This appendix is meant to be a companion appendix to Appendix A, as well as a supplement to many of the end-of-chapter exercises found throughout the book. In this appendix, we propose some alternative case studies that can be used as the basis of formal course work or personal study applications.
This case study is relatively straightforward, and hence can be tackled by most beginning modelers fairly effortlessly.
Drugs For You pharmacy wishes for us to design and develop an automated Prescription Tracking System (PTS). The requirements are as follows:
The system is to keep track of the following information for each customer:
Each customer's prescription history will record the following information about each prescription:
A unique prescription ID number assigned by the pharmacy
The medication being prescribed
The prescribing physician's name and telephone number
The date of issue
Number of refills authorized
Number of "units" per prescription refill, where a "unit" might be a pill, a teaspoon, a milliliter (ml), etc.—see discussion of medications, next
Whether or not it's OK to provide the customer with a generic substitute, if one exists

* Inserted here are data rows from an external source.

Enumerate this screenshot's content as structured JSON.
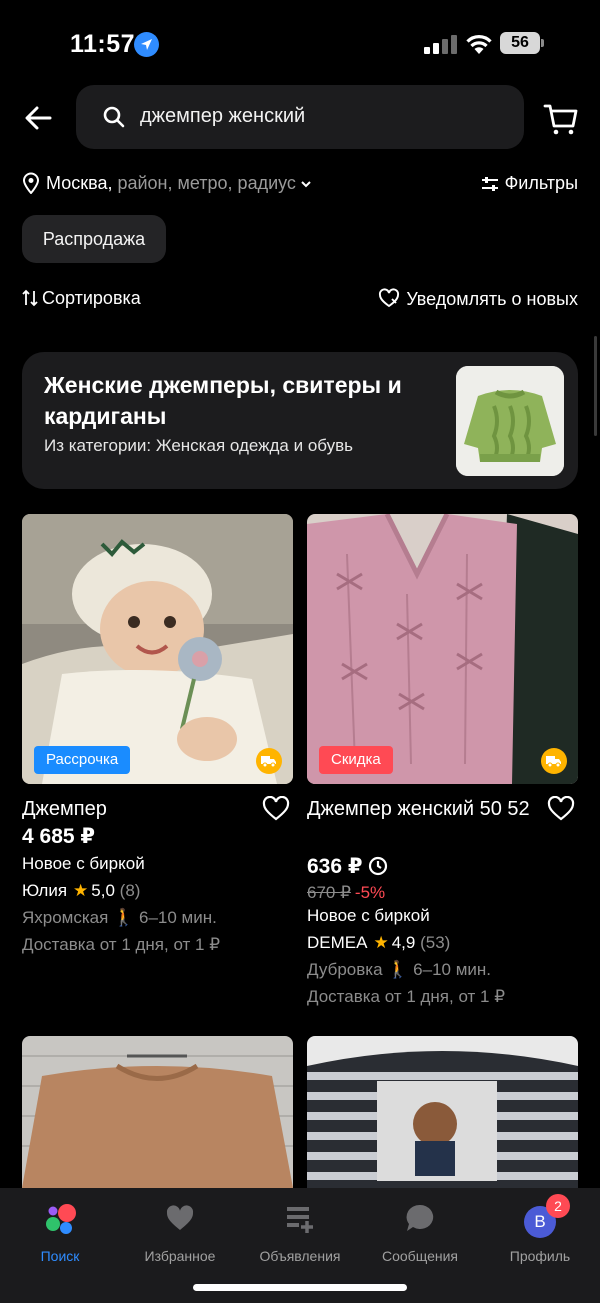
{
  "status_bar": {
    "time": "11:57",
    "battery": "56"
  },
  "search": {
    "query": "джемпер женский"
  },
  "location": {
    "city": "Москва,",
    "rest": " район, метро, радиус"
  },
  "filters_label": "Фильтры",
  "chip_label": "Распродажа",
  "sort_label": "Сортировка",
  "notify_label": "Уведомлять о новых",
  "category": {
    "title": "Женские джемперы, свитеры и кардиганы",
    "subtitle": "Из категории: Женская одежда и обувь"
  },
  "products": [
    {
      "badge": "Рассрочка",
      "name": "Джемпер",
      "price": "4 685 ₽",
      "condition": "Новое с биркой",
      "seller": "Юлия",
      "rating": "5,0",
      "reviews": "(8)",
      "metro": "Яхромская",
      "walk": "6–10 мин.",
      "delivery": "Доставка от 1 дня, от 1 ₽"
    },
    {
      "badge": "Скидка",
      "name": "Джемпер женский 50 52",
      "price": "636 ₽",
      "old_price": "670 ₽",
      "discount": "-5%",
      "condition": "Новое с биркой",
      "seller": "DEMEA",
      "rating": "4,9",
      "reviews": "(53)",
      "metro": "Дубровка",
      "walk": "6–10 мин.",
      "delivery": "Доставка от 1 дня, от 1 ₽"
    }
  ],
  "tabs": [
    {
      "label": "Поиск",
      "icon": "search-logo-icon"
    },
    {
      "label": "Избранное",
      "icon": "heart-icon"
    },
    {
      "label": "Объявления",
      "icon": "list-add-icon"
    },
    {
      "label": "Сообщения",
      "icon": "chat-icon"
    },
    {
      "label": "Профиль",
      "icon": "avatar",
      "avatar_letter": "B",
      "badge": "2"
    }
  ],
  "colors": {
    "accent": "#2f8cff",
    "sale": "#ff4a54",
    "star": "#ffb400",
    "card": "#1c1c1e"
  }
}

For each medication stocked by the pharmacy, the system will track
The "unit" by which the medication is prescribed (pills, teaspoons, ml, etc.)
Which medications can serve as "generic" equivalents of which other medication(s)
Any common side effects associated with taking the medication
The system is required to support the following queries (some will be printed as hardcopy reports, others will be viewed online only):
A prescription history—that is, a report of all prescriptions ever issued to a given customer—as requested by a given customer
A report of all side effects of a given medication, to be enclosed with each prescription dispensed
A list of all generic substitutes available for a given medication
Whether a given prescription is refillable: that is, whether any refills remain and whether the prescription has yet to expire
A real-life prescription tracking system would be quite complicated; we suggest the following simplifications to make the PTS problem a bit more tractable for beginning-level object-oriented programmers.
The system isn't to be concerned with billing matters in any way; that is, we aren't going to worry about computing the price to be paid for a prescription, nor will we be concerned with trying to get a customer's insurance company to reimburse the pharmacy in any way.
We'll assume that there is only one Drugs For You pharmacy location; that is, it isn't a chain of multiple stores.
The system isn't responsible for inventory control—that is, we'll assume that "infinite" quantities of all medications are in stock.
Assume that the prescription is always refilled with the same medication as was issued for that prescription the first time around; that is, we'll never initially fill the prescription with a generic medication, and then refill it with a nongeneric equivalent, or vice versa.